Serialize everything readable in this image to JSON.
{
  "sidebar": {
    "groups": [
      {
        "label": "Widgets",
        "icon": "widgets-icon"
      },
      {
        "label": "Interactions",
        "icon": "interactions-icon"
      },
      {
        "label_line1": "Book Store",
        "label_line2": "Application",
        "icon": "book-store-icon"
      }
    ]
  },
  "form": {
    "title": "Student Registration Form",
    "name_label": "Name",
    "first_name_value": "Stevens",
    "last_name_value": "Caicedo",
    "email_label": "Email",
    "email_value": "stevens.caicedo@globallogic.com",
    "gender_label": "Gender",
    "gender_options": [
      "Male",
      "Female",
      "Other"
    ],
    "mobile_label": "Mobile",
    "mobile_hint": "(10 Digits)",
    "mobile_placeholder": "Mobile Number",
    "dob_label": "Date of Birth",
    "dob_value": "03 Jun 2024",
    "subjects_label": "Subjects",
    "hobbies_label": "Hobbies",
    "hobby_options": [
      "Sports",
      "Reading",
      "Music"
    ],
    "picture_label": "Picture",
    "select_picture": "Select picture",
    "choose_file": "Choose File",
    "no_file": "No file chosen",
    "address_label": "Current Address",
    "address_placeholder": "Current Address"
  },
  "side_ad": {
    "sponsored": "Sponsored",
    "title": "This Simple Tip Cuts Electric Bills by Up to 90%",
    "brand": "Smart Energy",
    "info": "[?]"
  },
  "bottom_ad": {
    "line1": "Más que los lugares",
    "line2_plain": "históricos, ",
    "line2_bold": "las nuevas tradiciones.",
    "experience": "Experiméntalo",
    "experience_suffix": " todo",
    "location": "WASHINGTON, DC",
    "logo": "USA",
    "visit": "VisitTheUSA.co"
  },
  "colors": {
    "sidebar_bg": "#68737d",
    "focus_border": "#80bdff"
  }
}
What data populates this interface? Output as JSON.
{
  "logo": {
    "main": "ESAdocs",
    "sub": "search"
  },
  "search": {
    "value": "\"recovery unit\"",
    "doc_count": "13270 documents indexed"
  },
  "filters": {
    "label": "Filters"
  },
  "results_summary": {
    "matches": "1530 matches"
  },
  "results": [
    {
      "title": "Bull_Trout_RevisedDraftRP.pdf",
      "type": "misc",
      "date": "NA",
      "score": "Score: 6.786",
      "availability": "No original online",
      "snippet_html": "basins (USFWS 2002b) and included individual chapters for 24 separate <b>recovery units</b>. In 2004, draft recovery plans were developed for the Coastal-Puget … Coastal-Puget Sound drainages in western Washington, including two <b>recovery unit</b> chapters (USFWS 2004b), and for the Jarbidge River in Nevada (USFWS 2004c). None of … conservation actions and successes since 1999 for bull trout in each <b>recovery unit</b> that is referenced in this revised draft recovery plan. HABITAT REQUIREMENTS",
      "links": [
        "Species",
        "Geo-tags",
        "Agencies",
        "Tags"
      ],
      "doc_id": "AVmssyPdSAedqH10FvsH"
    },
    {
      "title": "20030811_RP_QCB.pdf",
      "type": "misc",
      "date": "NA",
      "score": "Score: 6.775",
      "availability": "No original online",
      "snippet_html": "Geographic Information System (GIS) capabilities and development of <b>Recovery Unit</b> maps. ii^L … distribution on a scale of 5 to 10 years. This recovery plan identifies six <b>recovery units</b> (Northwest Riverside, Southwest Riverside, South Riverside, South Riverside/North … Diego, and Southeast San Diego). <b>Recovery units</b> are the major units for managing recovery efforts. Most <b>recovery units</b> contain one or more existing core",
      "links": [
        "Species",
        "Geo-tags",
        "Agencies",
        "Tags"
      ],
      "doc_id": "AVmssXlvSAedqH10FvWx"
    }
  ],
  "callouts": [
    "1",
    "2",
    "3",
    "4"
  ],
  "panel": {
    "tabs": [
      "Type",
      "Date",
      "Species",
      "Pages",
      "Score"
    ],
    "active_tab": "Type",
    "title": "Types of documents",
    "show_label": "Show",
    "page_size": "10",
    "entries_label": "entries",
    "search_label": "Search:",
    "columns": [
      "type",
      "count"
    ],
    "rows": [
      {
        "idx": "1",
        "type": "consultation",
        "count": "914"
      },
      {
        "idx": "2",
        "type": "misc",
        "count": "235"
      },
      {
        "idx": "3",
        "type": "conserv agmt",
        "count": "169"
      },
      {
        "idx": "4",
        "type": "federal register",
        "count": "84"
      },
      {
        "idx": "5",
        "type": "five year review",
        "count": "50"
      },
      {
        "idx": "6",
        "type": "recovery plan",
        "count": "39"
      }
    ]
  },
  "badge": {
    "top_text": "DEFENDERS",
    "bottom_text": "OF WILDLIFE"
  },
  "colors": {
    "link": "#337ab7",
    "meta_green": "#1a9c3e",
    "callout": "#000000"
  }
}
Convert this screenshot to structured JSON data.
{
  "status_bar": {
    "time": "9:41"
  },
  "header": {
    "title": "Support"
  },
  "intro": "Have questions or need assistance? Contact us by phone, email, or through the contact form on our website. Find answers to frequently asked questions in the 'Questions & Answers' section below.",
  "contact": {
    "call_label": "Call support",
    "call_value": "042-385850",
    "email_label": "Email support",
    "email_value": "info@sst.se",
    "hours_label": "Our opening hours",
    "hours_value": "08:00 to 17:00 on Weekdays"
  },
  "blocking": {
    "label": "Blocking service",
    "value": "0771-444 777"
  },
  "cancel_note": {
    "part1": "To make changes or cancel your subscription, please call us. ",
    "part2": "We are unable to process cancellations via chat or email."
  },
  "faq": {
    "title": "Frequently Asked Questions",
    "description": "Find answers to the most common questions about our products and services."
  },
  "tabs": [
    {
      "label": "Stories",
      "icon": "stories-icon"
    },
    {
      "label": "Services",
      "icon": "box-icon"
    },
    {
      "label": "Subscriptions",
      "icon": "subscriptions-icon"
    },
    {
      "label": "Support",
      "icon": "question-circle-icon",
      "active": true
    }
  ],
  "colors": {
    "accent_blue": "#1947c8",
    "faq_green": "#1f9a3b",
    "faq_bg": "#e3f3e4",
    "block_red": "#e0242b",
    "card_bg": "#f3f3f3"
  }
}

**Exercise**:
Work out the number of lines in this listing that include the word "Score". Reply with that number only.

**Exercise solution**:
3